By BP63Vincent (Own work) [CC BY-SA 3.0 (http://creativecommons.org/licenses/by-sa/3.0)], via Wikimedia Commons

Wikileaks, the highly controversial secret-publishing organization, has recently published the first part of a collection of documents, which it refers to as “Vault 7,” containing¬†explicit details about the various exploits the C.I.A. has discovered for hacking computers. The collection contains a staggering 8,761 documents, most of which have not yet been fully explored and analyzed by journalists and computer security experts outside of the CIA. Among the details revealed by the leak are the presence of malware designed to affect users of Windows, Linux, and OSx; the agency’s hoarding of “zero-day” exploits, which are exploits that, after being discovered, are kept secret until they are deployed as a hacking tool, in deference to an Obama administration executive; and information on how to bypass anti-virus programs and hide traces of the origins of malware programs.

While it comes as no surprise that the C.I.A. thoroughly investigates means of hacking without leaving a trace, the revelation of specific details of the nature of these hacks has led to chaos and uproar in the intelligence community and among journalists and computer security advocates. According to the New York Times, after the release of the documents, the C.I.A. temporarily halted work on many of its projects, and the F.B.I. is currently investigating the leak, which is believed to have been perpetrated not by a foreign body, but by a C.I.A. insider. And although Wikileaks’ press release claimed that the exploits discovered by the C.I.A. are highly novel and sophisticated, computer security experts in the private sector who have gone over the leaks claim that much of the information used by the C.I.A. is already well-known within the industry.

One of the more unexpected revelations of the leak concerns the C.I.A.’s investigations into hacking computer-connected vehicles, such as newer cars and the self-driving cars of the near future, according to one document. This reveal is of particular concern to owners of cars that feature deeply-integrated information, entertainment, and navigation systems, especially those with computer systems that have the capacity to override driver input. Features like adaptive cruise control, automatic parallel parking, and lane departure prevention rely upon computer systems to come between the driver and the vehicle’s movement, opening up the potential for exploits.

This observation was proven to have real-life potential consequences in 2015, when security experts Charlie Miller and Chris Valasek worked with Wired Magazine¬†to expose a method whereby hackers could remotely stop a Jeep Cherokee without the driver’s consent, as well as control the car’s entertainment system, climate control system, and windshield wipers. But the potential for hacking vehicles extends beyond simply disabling cars on the highway; according to the Wikileaks press release, the C.I.A., or other organizations, could potentially use hacks of vehicles for remote assassinations, which could be framed as car accidents. Additionally, the presence of GPS receivers on many modern vehicles can be exploited in service of silent positional tracking, and microphones contained in a vehicle’s communication system can be hacked to allow intelligence agencies to pick up on private conversations.

As manufacturers continue to further the extent to which computer-controlled systems interact with vehicles, the threat of vehicle hacking becomes increasingly worrisome.

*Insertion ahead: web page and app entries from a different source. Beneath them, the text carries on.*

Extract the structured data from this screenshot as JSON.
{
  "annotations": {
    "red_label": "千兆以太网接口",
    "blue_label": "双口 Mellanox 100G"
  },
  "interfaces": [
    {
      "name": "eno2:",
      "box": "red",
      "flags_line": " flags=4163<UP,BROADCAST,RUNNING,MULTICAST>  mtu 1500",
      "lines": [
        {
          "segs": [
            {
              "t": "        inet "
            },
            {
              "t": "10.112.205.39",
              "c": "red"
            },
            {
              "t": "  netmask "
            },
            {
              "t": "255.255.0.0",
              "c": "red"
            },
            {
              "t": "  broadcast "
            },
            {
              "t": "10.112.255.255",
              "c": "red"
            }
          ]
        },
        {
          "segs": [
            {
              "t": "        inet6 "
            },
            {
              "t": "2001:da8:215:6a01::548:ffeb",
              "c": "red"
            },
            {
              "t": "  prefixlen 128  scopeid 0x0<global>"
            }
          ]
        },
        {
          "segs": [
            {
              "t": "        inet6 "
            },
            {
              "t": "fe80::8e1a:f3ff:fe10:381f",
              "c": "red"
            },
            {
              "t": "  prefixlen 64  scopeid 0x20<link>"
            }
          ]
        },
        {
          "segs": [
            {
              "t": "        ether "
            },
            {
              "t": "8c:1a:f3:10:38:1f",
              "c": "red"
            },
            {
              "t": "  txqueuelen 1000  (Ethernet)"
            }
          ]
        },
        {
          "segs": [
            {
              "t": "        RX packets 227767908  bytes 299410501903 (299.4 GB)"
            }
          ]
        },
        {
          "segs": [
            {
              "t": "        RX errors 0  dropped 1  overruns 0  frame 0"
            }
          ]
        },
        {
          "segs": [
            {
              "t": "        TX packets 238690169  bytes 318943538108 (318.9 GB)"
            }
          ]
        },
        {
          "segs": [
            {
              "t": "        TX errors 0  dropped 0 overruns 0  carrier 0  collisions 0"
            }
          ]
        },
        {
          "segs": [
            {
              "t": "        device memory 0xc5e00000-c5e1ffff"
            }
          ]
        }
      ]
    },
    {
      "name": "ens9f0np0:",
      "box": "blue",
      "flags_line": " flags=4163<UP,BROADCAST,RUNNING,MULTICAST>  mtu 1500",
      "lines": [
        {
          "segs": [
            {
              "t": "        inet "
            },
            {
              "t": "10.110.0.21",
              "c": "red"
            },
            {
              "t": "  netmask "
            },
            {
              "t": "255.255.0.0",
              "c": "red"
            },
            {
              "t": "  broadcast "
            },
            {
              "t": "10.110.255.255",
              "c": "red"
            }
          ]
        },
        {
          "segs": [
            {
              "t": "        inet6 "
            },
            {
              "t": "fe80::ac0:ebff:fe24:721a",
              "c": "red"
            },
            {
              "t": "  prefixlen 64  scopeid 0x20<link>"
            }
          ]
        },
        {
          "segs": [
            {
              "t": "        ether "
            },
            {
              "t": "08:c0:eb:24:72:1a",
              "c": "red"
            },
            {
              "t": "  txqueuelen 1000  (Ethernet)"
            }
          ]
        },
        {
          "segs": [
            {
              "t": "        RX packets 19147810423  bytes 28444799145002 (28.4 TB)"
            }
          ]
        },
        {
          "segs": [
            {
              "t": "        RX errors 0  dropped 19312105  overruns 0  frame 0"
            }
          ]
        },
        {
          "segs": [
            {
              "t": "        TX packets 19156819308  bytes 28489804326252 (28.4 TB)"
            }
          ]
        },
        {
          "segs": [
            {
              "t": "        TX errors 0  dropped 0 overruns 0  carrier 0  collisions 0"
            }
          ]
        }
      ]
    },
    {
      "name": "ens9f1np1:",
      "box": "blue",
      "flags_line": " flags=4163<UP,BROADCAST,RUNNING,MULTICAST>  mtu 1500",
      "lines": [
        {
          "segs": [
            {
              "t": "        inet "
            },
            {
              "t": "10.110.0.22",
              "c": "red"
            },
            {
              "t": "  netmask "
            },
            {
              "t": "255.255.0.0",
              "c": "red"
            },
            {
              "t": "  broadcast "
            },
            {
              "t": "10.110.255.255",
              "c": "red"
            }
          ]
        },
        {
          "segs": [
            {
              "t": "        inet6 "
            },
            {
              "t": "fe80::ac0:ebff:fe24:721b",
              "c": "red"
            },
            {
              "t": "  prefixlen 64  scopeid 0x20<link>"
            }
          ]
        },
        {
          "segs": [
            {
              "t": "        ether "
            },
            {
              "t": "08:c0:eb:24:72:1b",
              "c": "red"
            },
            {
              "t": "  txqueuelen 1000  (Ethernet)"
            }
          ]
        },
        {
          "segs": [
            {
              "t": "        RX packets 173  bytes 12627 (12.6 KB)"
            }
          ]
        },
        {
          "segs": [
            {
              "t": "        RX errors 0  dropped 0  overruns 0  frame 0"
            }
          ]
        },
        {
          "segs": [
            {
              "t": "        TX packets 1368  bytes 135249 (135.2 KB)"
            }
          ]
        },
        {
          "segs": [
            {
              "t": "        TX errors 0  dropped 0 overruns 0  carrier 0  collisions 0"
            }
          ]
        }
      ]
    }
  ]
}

Self-driving cars, due to their convenience and their capacity to cut down on labor costs, threaten to replace manually-driven vehicles almost entirely. The potential costs of hacking these vehicles is even greater than those of today’s vehicles, as a hacker of a self-driving car could, in theory, direct the car to drive to any arbitrarily-determined location, trapping the car’s inhabitants for the duration of the trip. And, as future self-driving cars make work in tandem with other cars to maximize the efficiency of traffic flow, hacking these systems could allow attackers to control multiple vehicles at once, using them as impromptu roadblocks, stopping the flow of traffic between various locations entirely.

As such, moving forward, vehicle manufacturers will have to be ever-vigilant about the potential vulnerabilities created by the integration of computers into the driving experience. There exists a perpetual struggle between manufacturers of computers and hackers, including government officials, who wish to intercept them; as the presence of technology in our daily lives augments with time, this struggle will continue to become increasingly apparent in our everyday lives into the future.

Featured image via Wikimedia